1. To shove someone or something into something else (which often cannot contain or accommodate it). A noun or pronoun can be used between "cram" and "in." I tried to cram in another jacket, but it just wouldn't fit in my suitcase. Come on, we can cram you in too—make room, kids!
2. By extension, to force one to retain some information, especially large amount over a short space of time. A noun or pronoun can be used between "cram" and "in." I've been trying to cram this last chapter in for an hour, but my brain is totally fried. Don't just cram in these formulas, or you'll never remember them after the test.
See also: cram
References in periodicals archive ?
They were also more likely to cram in courses that required a great deal of writing.
As we predicted, those who typically cram in their studies also reported higher flow scores on the cramming simulation, r(159) = .21,p < .01.

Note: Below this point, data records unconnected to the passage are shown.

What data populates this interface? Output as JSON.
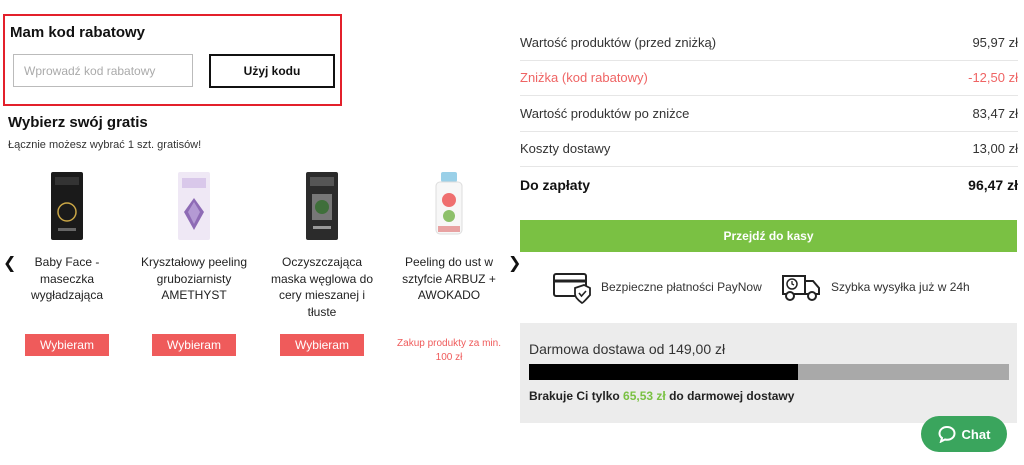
{
  "coupon": {
    "title": "Mam kod rabatowy",
    "placeholder": "Wprowadź kod rabatowy",
    "button": "Użyj kodu"
  },
  "gifts": {
    "title": "Wybierz swój gratis",
    "subtitle": "Łącznie możesz wybrać 1 szt. gratisów!",
    "items": [
      {
        "name": "Baby Face - maseczka wygładzająca",
        "button": "Wybieram"
      },
      {
        "name": "Kryształowy peeling gruboziarnisty AMETHYST",
        "button": "Wybieram"
      },
      {
        "name": "Oczyszczająca maska węglowa do cery mieszanej i tłuste",
        "button": "Wybieram"
      },
      {
        "name": "Peeling do ust w sztyfcie ARBUZ + AWOKADO",
        "note": "Zakup produkty za min. 100 zł"
      }
    ]
  },
  "summary": {
    "rows": [
      {
        "label": "Wartość produktów (przed zniżką)",
        "value": "95,97 zł"
      },
      {
        "label": "Zniżka (kod rabatowy)",
        "value": "-12,50 zł"
      },
      {
        "label": "Wartość produktów po zniżce",
        "value": "83,47 zł"
      },
      {
        "label": "Koszty dostawy",
        "value": "13,00 zł"
      },
      {
        "label": "Do zapłaty",
        "value": "96,47 zł"
      }
    ],
    "checkout": "Przejdź do kasy"
  },
  "features": {
    "payment": "Bezpieczne płatności PayNow",
    "shipping": "Szybka wysyłka już w 24h"
  },
  "free_shipping": {
    "title": "Darmowa dostawa od 149,00 zł",
    "progress": 0.56,
    "msg_before": "Brakuje Ci tylko ",
    "amount": "65,53 zł",
    "msg_after": " do darmowej dostawy"
  },
  "chat": {
    "label": "Chat"
  },
  "colors": {
    "accent_green": "#7ac143",
    "discount_red": "#ef6464",
    "coupon_border": "#e3202b",
    "gift_button": "#ef5b5b",
    "chat": "#3aa55d"
  }
}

"The opportunities for fruitful research in the host-guest complexation field are boundless,' writes Cram in the December 1986 issue of ANGEWANDTE CHEMIE (International Edition in English).